### What the task asks
Hand back the entries below exactly.

(Beginning of Listed records)

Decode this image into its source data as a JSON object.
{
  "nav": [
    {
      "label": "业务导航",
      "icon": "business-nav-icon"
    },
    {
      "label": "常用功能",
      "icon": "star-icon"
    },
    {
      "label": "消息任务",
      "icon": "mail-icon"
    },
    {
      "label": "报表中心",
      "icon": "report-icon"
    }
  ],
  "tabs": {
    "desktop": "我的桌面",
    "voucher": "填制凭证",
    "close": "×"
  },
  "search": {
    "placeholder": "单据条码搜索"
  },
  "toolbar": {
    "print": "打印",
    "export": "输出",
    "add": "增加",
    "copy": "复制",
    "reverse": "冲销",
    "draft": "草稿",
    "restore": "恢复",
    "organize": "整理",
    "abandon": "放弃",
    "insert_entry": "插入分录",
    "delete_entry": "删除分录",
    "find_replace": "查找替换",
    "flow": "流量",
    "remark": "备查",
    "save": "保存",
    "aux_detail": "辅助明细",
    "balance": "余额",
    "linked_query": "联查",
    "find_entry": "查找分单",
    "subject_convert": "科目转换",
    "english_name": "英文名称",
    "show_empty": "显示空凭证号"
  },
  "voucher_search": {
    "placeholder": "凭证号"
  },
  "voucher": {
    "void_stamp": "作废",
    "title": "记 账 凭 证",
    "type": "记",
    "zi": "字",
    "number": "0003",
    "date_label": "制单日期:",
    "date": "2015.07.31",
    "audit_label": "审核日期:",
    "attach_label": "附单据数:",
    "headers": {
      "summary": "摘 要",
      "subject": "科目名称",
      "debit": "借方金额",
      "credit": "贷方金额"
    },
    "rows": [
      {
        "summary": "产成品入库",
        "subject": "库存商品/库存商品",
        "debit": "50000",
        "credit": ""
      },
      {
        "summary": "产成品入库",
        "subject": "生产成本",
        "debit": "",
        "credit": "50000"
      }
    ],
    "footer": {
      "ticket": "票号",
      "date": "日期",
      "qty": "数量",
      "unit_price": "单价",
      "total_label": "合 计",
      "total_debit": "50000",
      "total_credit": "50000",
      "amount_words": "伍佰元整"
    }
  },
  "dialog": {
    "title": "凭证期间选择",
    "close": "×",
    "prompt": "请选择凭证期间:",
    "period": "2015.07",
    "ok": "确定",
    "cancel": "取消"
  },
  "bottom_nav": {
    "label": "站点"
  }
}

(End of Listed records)

### Answer box
Decode this image into its source data as a JSON object.
{
  "nav": [
    {
      "label": "业务导航",
      "icon": "business-nav-icon"
    },
    {
      "label": "常用功能",
      "icon": "star-icon"
    },
    {
      "label": "消息任务",
      "icon": "mail-icon"
    },
    {
      "label": "报表中心",
      "icon": "report-icon"
    }
  ],
  "tabs": {
    "desktop": "我的桌面",
    "voucher": "填制凭证",
    "close": "×"
  },
  "search": {
    "placeholder": "单据条码搜索"
  },
  "toolbar": {
    "print": "打印",
    "export": "输出",
    "add": "增加",
    "copy": "复制",
    "reverse": "冲销",
    "draft": "草稿",
    "restore": "恢复",
    "organize": "整理",
    "abandon": "放弃",
    "insert_entry": "插入分录",
    "delete_entry": "删除分录",
    "find_replace": "查找替换",
    "flow": "流量",
    "remark": "备查",
    "save": "保存",
    "aux_detail": "辅助明细",
    "balance": "余额",
    "linked_query": "联查",
    "find_entry": "查找分单",
    "subject_convert": "科目转换",
    "english_name": "英文名称",
    "show_empty": "显示空凭证号"
  },
  "voucher_search": {
    "placeholder": "凭证号"
  },
  "voucher": {
    "void_stamp": "作废",
    "title": "记 账 凭 证",
    "type": "记",
    "zi": "字",
    "number": "0003",
    "date_label": "制单日期:",
    "date": "2015.07.31",
    "audit_label": "审核日期:",
    "attach_label": "附单据数:",
    "headers": {
      "summary": "摘 要",
      "subject": "科目名称",
      "debit": "借方金额",
      "credit": "贷方金额"
    },
    "rows": [
      {
        "summary": "产成品入库",
        "subject": "库存商品/库存商品",
        "debit": "50000",
        "credit": ""
      },
      {
        "summary": "产成品入库",
        "subject": "生产成本",
        "debit": "",
        "credit": "50000"
      }
    ],
    "footer": {
      "ticket": "票号",
      "date": "日期",
      "qty": "数量",
      "unit_price": "单价",
      "total_label": "合 计",
      "total_debit": "50000",
      "total_credit": "50000",
      "amount_words": "伍佰元整"
    }
  },
  "dialog": {
    "title": "凭证期间选择",
    "close": "×",
    "prompt": "请选择凭证期间:",
    "period": "2015.07",
    "ok": "确定",
    "cancel": "取消"
  },
  "bottom_nav": {
    "label": "站点"
  }
}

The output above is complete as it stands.